The smiling spouse, kids and a dog once made for a perfect campaign ad. But politicians are increasingly turning to their parents to help them make the pitch to voters.
The House Committee on Homeland Security held a hearing Tuesday to address the influx of unaccompanied immigrant children from Central America.
Both ISIS militants and the Iraqi government claim to control the country's largest oil refinery. But NPR's Deborah Amos reports that the rebels have closed in and are negotiating with the beleaguered forces inside.
The United States has lots of coal, but most of it is buried far underground. A new method can extract it, but the environmental costs might prove too high for nearby landowners.
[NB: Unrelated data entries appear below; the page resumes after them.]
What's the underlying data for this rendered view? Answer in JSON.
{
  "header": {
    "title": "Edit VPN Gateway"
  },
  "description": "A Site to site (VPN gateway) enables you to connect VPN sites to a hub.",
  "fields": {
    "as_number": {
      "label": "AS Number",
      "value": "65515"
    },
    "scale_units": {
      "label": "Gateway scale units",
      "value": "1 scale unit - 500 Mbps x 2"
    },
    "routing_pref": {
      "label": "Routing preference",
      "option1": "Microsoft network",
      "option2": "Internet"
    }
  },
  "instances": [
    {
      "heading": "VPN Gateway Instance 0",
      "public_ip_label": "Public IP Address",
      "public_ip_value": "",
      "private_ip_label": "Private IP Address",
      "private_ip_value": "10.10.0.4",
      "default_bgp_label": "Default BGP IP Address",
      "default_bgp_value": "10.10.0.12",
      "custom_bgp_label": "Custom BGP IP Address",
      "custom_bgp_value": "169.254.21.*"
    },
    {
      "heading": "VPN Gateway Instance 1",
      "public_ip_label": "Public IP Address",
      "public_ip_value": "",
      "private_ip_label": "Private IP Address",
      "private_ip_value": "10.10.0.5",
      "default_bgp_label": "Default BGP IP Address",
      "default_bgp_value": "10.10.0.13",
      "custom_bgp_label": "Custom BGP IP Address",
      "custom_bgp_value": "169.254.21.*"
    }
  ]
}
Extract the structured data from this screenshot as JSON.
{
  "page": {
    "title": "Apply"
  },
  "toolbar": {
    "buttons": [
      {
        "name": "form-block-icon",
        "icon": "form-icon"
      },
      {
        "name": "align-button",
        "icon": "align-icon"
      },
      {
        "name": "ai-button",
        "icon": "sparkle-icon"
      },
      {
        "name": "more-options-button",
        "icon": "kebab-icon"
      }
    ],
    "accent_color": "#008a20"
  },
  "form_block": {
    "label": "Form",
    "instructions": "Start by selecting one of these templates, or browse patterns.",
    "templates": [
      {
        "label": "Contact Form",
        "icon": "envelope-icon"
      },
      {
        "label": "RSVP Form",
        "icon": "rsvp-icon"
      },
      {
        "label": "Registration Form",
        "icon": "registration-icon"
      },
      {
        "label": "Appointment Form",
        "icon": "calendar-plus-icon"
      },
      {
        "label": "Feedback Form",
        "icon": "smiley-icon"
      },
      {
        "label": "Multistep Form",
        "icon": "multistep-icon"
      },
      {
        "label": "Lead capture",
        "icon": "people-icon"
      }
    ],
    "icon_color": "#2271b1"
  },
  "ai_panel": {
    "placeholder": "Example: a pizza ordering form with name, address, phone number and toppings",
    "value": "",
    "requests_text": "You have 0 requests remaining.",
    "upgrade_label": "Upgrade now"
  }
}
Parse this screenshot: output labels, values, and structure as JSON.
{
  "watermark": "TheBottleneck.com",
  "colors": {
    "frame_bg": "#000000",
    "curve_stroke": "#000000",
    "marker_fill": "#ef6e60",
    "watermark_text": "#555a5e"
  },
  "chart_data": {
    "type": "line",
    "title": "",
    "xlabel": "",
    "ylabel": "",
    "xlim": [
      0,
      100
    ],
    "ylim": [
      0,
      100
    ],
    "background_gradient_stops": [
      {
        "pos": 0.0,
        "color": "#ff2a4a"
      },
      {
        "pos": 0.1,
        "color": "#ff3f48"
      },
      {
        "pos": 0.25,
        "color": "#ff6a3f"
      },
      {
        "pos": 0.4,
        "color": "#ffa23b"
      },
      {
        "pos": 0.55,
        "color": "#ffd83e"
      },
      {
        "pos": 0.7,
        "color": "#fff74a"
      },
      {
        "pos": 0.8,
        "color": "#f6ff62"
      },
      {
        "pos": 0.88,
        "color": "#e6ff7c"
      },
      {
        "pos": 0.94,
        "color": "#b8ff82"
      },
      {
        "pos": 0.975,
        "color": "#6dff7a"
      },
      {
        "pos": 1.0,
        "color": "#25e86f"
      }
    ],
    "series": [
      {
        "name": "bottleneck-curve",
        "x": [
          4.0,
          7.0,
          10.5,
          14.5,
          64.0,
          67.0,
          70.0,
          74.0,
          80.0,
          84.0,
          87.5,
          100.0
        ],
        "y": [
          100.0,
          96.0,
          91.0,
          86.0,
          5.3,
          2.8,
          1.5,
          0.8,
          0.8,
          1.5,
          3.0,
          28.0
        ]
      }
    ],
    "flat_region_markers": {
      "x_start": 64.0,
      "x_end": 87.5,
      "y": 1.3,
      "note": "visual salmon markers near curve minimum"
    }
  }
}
A judge sentenced three Al Jazeera journalists to prison on charges of reporting false news. Two Egyptian journalists explain the challenges of reporting in a tense political environment.
Former News of the World editor Andrew Coulson was found guilty Tuesday, but fellow editor Rebekah Brooks was acquitted after a trial centering on illegal activity in the Murdoch newspaper empire.
The Kurdish president tells Secretary of State John Kerry, "We are facing a new reality and a new Iraq." Kerry visited as a key refinery in Baiji fell to the militants after 10 days of fighting.
In recent years, Cuba's communist government has allowed the creation of small private businesses. An estimate 1 million Cubans have taken the plunge, making progress in fits and starts along the way.
There's a bear roaming the streets of the nation's capital. Not an actual bear, just a president who describes his recent efforts to escape the White House bubble in ursine terms.
Amish country in Ohio is being hit hard by a measles outbreak. Most Amish aren't vaccinated, so the disease has spread quickly. But a push for vaccination has found many takers.